_PROBLEM DETAILS:_ Scan the entries for the word "value". Every line that has it should be copied.

Interface dataset entries
+ + + + + + +
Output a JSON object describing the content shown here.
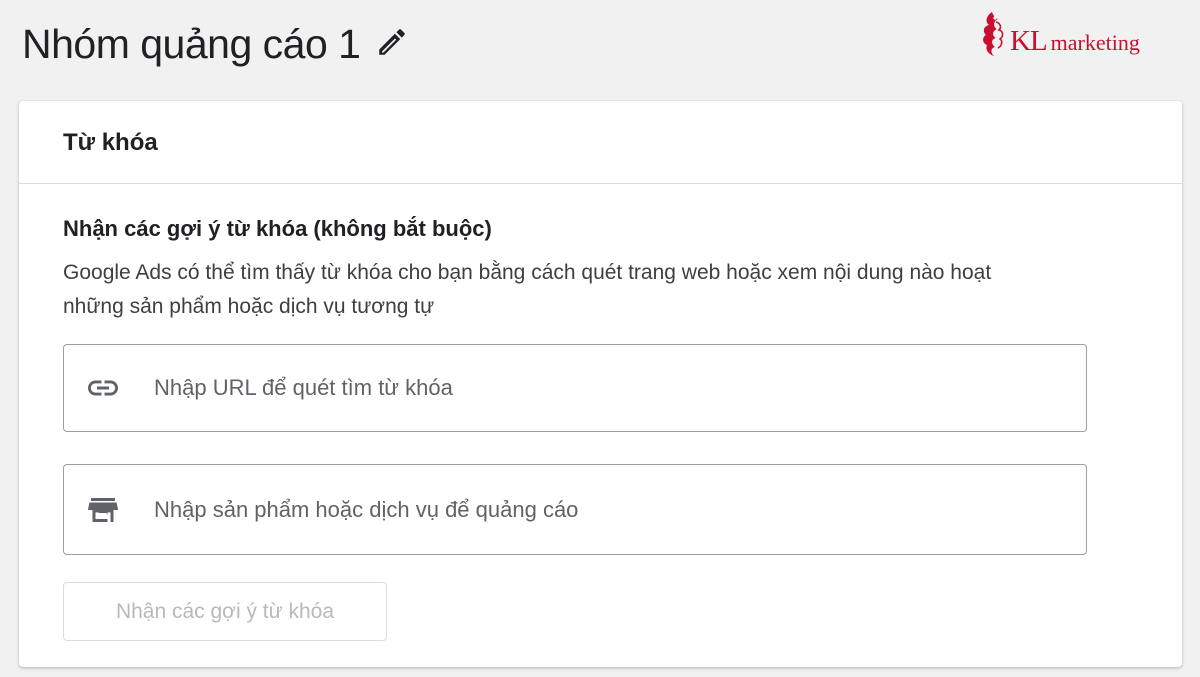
{
  "header": {
    "title": "Nhóm quảng cáo 1",
    "edit_icon": "pencil-icon",
    "logo": {
      "kl": "KL",
      "marketing": "marketing",
      "color": "#c8102e"
    }
  },
  "card": {
    "title": "Từ khóa",
    "section_heading": "Nhận các gợi ý từ khóa (không bắt buộc)",
    "description_lines": [
      "Google Ads có thể tìm thấy từ khóa cho bạn bằng cách quét trang web hoặc xem nội dung nào hoạt",
      "những sản phẩm hoặc dịch vụ tương tự"
    ],
    "url_input": {
      "icon": "link-icon",
      "placeholder": "Nhập URL để quét tìm từ khóa",
      "value": ""
    },
    "product_input": {
      "icon": "storefront-icon",
      "placeholder": "Nhập sản phẩm hoặc dịch vụ để quảng cáo",
      "value": ""
    },
    "suggest_button": {
      "label": "Nhận các gợi ý từ khóa",
      "state": "disabled"
    }
  },
  "colors": {
    "background": "#f1f1f1",
    "card": "#ffffff",
    "text": "#202124",
    "muted_text": "#5f6368",
    "disabled_text": "#b7b9bc",
    "border": "#9aa0a6",
    "brand_red": "#c8102e"
  }
}
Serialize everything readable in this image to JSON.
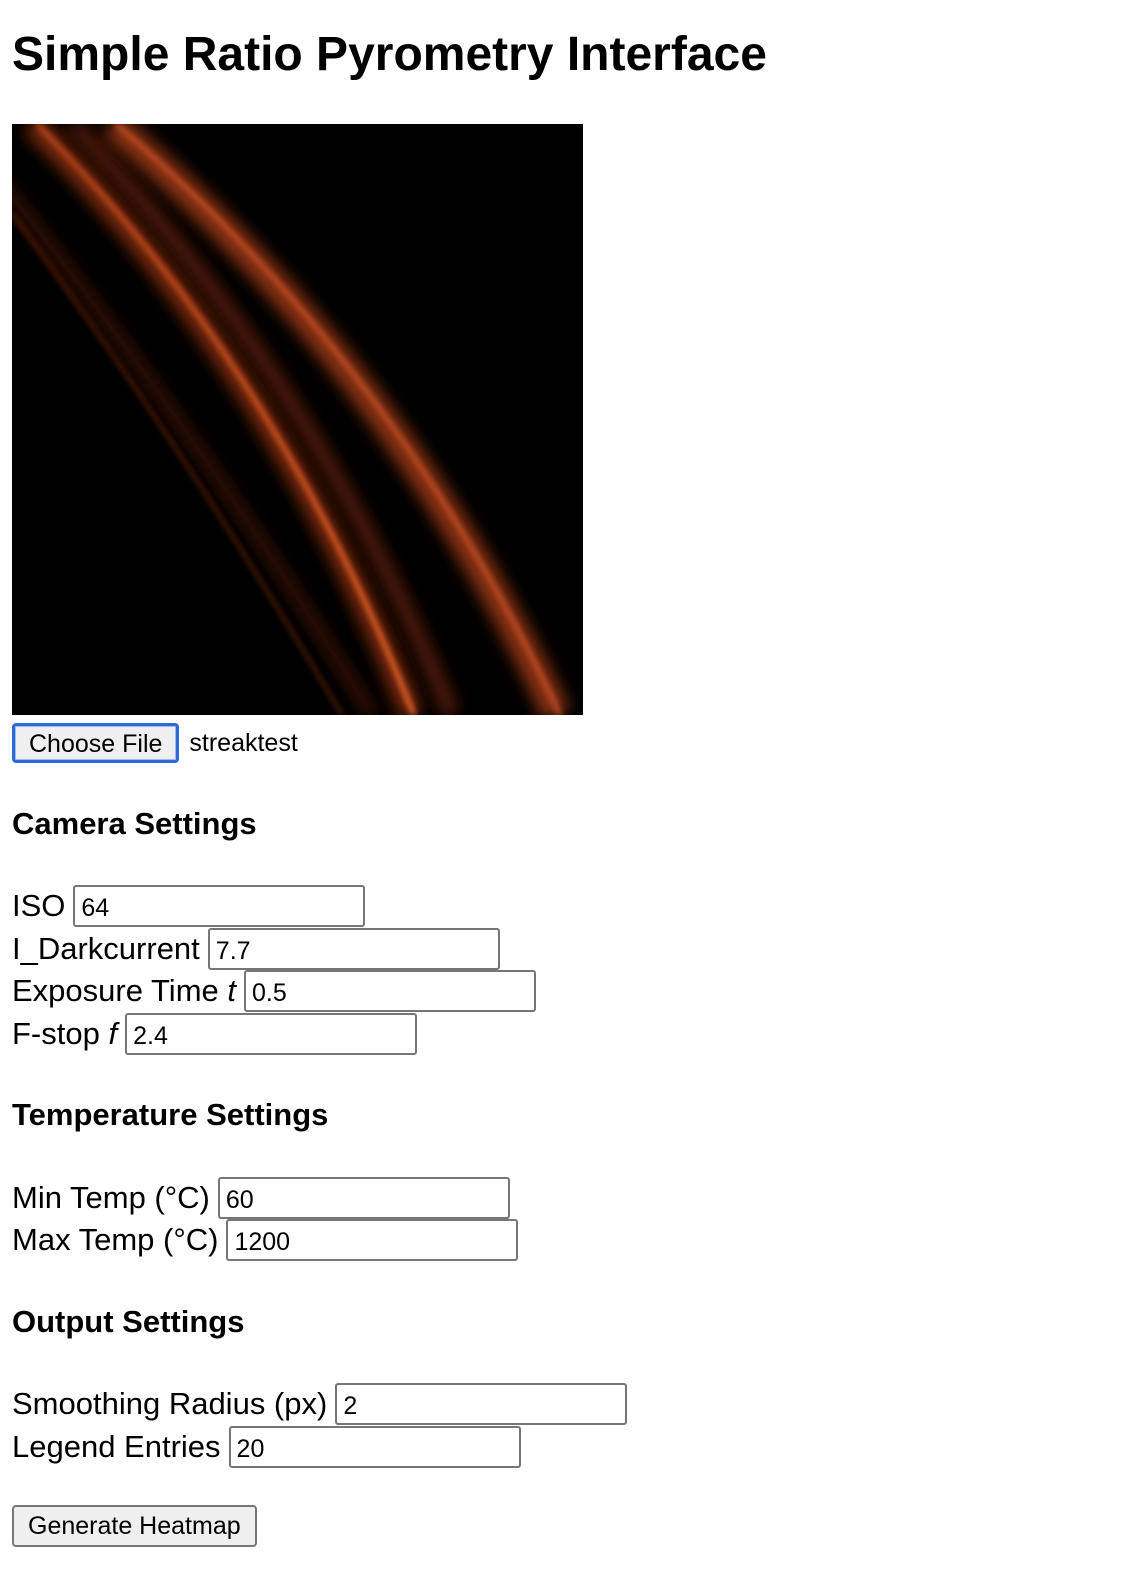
{
  "page": {
    "title": "Simple Ratio Pyrometry Interface"
  },
  "file_input": {
    "button_label": "Choose File",
    "file_name": "streaktest"
  },
  "camera_settings": {
    "heading": "Camera Settings",
    "iso": {
      "label": "ISO",
      "value": "64"
    },
    "darkcurrent": {
      "label": "I_Darkcurrent",
      "value": "7.7"
    },
    "exposure": {
      "label": "Exposure Time ",
      "var": "t",
      "value": "0.5"
    },
    "fstop": {
      "label": "F-stop ",
      "var": "f",
      "value": "2.4"
    }
  },
  "temperature_settings": {
    "heading": "Temperature Settings",
    "min_temp": {
      "label": "Min Temp (°C)",
      "value": "60"
    },
    "max_temp": {
      "label": "Max Temp (°C)",
      "value": "1200"
    }
  },
  "output_settings": {
    "heading": "Output Settings",
    "smoothing": {
      "label": "Smoothing Radius (px)",
      "value": "2"
    },
    "legend": {
      "label": "Legend Entries",
      "value": "20"
    }
  },
  "actions": {
    "generate_label": "Generate Heatmap"
  },
  "colors": {
    "streak_bright": "#e8642a",
    "streak_dark": "#8a2e10",
    "focus_ring": "#2f6bd8"
  }
}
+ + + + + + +
_ANSWER TO THIS PROBLEM:_
      "value": ""
      "value": ""
      "value": "64"
      "value": "7.7"
      "value": "0.5"
      "value": "2.4"
      "value": "60"
      "value": "1200"
      "value": "2"
      "value": "20"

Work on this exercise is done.